|RANT 'N' RAVE|
Hateus Japanus Expatricus
Illustration by Marco
Great bar bores of the world No. 4325
No account of the Asian
region would be complete without a brief description of one of the most well established
and persistent of all the great bar bores of the world - Hateus Japanus Expatricus.
This section will deal primarily with the male of the species, which is far more common in
the Japanese islands. Instantly recognizable by a sizeable paunch and patchy skin, members
of the species can be found throughout Japan although they tend to be in greater numbers
in urban areas. A nocturnal creature, he is most comfortable in the Roppongi district or
other downtown areas of the metropolis and can be glimpsed at play, frolicking among the
city's undergrowth with complete abandon.
The most distinctive feature of this common but infinitely perplexing creature is its
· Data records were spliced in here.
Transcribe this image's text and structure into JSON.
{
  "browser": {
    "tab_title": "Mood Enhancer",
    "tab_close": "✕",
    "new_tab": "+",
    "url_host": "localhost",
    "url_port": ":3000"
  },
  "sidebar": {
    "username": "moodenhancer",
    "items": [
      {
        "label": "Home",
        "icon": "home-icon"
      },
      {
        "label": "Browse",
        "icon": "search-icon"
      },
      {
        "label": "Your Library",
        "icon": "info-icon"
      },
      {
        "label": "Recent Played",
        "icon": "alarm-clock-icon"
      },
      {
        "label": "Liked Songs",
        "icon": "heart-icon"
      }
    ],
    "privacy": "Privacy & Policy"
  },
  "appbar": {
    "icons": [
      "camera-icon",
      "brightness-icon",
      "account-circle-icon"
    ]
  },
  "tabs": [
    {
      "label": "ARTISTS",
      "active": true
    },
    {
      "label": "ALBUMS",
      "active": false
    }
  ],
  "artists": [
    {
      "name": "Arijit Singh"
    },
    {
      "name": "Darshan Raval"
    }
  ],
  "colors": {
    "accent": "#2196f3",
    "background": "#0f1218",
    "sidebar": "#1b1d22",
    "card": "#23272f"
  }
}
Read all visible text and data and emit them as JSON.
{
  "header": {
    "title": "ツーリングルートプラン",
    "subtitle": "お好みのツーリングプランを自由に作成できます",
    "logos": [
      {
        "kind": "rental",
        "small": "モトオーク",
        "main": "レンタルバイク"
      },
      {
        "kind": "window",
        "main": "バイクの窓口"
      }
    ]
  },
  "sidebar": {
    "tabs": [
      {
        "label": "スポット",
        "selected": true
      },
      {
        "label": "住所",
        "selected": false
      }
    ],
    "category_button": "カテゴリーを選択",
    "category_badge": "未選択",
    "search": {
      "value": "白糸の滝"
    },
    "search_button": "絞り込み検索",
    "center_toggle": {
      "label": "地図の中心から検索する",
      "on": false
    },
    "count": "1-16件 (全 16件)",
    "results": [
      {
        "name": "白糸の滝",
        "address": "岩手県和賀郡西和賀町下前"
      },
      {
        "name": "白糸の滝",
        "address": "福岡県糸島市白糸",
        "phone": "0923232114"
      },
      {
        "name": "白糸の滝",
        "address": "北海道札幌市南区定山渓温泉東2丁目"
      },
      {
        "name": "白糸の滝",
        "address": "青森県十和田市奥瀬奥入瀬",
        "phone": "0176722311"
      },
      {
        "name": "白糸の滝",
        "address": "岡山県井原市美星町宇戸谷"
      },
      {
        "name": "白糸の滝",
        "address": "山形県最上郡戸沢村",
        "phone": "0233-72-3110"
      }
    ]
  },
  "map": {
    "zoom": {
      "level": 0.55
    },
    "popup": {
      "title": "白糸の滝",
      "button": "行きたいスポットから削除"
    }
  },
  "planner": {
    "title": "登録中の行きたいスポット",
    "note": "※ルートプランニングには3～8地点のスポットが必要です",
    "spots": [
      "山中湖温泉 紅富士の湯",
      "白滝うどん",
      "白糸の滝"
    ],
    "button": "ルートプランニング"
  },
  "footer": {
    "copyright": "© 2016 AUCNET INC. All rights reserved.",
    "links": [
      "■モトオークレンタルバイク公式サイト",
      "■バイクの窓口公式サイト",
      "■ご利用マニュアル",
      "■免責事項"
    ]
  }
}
song. Despite being a hunter by nature, once the chances of a successful killing have all
but left (about the time of the last train), Hatetus Japanus Expatricus will
settle into a lengthy and quite distinctive monologue. Varying from a kind of high-pitched
whine to a series of stammered gurgles. The song can last anywhere from 30 minutes to
several hours (believed to be dependent on alcohol intake). Even experts who have
monitored the behavioral patterns of these bizarre and fascinating beast have difficulty
deciphering exactly what the song is designed for. As Dr Dave Calculus of the University
of California explains, "We are fairly certain that it is a form of communication.
Occasionally, there does appear to be a glimmer of recognition on the faces of other
members of the group. They will nod or shake their heads at various points during the
recital. Why, exactly, we are not too sure, but it's almost as if they are talking to each
other. Incredible really."
A typical song is based upon this simple rhythmical pattern. To gain full authenticity,
drink ten pints of lager and slur slightly: "The thing I hate about Japan is blah
blah de blah desu ne. Blah blah the way they blah de blah blah they always stare blah blah
blah desho ... another thing blah blah where's me pint? ... Blah blah they can't speak a
word of English blah blah ... blah not like that at home blah blah desu ne ... blah back
in my country blah blah desu ne ... etc." If accompanied by female of adopted country
the word "daijoubu," which is believed to be a question, is added every
half hour). Notice the occasional use of the native language of the country they are in -
some experts say that this may actually be an attempt to acquire a functional form of
communication. Other fields of thought believe it to be just "talking a load of old
Many thanks to Stephen Cotterill for this Rant.